> **Directions**: Nothing in the entries may be altered; copy them in full.

Dataset rows for apps and sites:
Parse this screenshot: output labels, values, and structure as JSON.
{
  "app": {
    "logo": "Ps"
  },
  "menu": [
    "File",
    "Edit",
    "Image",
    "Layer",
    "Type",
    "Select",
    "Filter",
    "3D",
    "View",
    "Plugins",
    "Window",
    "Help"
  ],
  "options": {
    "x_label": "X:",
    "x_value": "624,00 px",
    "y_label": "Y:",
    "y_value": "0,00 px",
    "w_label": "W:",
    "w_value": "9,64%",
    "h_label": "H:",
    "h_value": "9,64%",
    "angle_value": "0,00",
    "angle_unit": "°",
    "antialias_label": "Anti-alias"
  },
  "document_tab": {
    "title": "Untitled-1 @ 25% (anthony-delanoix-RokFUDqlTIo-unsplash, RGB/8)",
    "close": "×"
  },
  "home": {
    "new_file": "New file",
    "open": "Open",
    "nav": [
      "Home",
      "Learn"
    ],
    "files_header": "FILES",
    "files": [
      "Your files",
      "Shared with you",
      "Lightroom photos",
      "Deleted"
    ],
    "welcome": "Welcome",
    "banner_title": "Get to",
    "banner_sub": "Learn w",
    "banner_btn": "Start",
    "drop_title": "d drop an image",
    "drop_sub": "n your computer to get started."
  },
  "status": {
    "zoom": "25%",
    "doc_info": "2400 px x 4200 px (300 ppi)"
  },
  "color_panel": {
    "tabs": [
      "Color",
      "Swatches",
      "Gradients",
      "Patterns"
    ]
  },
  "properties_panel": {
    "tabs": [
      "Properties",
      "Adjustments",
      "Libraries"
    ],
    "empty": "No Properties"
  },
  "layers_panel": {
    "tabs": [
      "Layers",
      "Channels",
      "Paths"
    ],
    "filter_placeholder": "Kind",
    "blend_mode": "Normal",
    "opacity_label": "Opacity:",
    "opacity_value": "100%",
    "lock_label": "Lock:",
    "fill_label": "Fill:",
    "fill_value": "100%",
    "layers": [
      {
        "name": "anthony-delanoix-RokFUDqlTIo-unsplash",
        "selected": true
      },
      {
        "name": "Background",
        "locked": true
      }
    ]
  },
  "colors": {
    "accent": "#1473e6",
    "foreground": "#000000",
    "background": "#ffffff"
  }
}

> **Result of this task**:
Parse this screenshot: output labels, values, and structure as JSON.
{
  "app": {
    "logo": "Ps"
  },
  "menu": [
    "File",
    "Edit",
    "Image",
    "Layer",
    "Type",
    "Select",
    "Filter",
    "3D",
    "View",
    "Plugins",
    "Window",
    "Help"
  ],
  "options": {
    "x_label": "X:",
    "x_value": "624,00 px",
    "y_label": "Y:",
    "y_value": "0,00 px",
    "w_label": "W:",
    "w_value": "9,64%",
    "h_label": "H:",
    "h_value": "9,64%",
    "angle_value": "0,00",
    "angle_unit": "°",
    "antialias_label": "Anti-alias"
  },
  "document_tab": {
    "title": "Untitled-1 @ 25% (anthony-delanoix-RokFUDqlTIo-unsplash, RGB/8)",
    "close": "×"
  },
  "home": {
    "new_file": "New file",
    "open": "Open",
    "nav": [
      "Home",
      "Learn"
    ],
    "files_header": "FILES",
    "files": [
      "Your files",
      "Shared with you",
      "Lightroom photos",
      "Deleted"
    ],
    "welcome": "Welcome",
    "banner_title": "Get to",
    "banner_sub": "Learn w",
    "banner_btn": "Start",
    "drop_title": "d drop an image",
    "drop_sub": "n your computer to get started."
  },
  "status": {
    "zoom": "25%",
    "doc_info": "2400 px x 4200 px (300 ppi)"
  },
  "color_panel": {
    "tabs": [
      "Color",
      "Swatches",
      "Gradients",
      "Patterns"
    ]
  },
  "properties_panel": {
    "tabs": [
      "Properties",
      "Adjustments",
      "Libraries"
    ],
    "empty": "No Properties"
  },
  "layers_panel": {
    "tabs": [
      "Layers",
      "Channels",
      "Paths"
    ],
    "filter_placeholder": "Kind",
    "blend_mode": "Normal",
    "opacity_label": "Opacity:",
    "opacity_value": "100%",
    "lock_label": "Lock:",
    "fill_label": "Fill:",
    "fill_value": "100%",
    "layers": [
      {
        "name": "anthony-delanoix-RokFUDqlTIo-unsplash",
        "selected": true
      },
      {
        "name": "Background",
        "locked": true
      }
    ]
  },
  "colors": {
    "accent": "#1473e6",
    "foreground": "#000000",
    "background": "#ffffff"
  }
}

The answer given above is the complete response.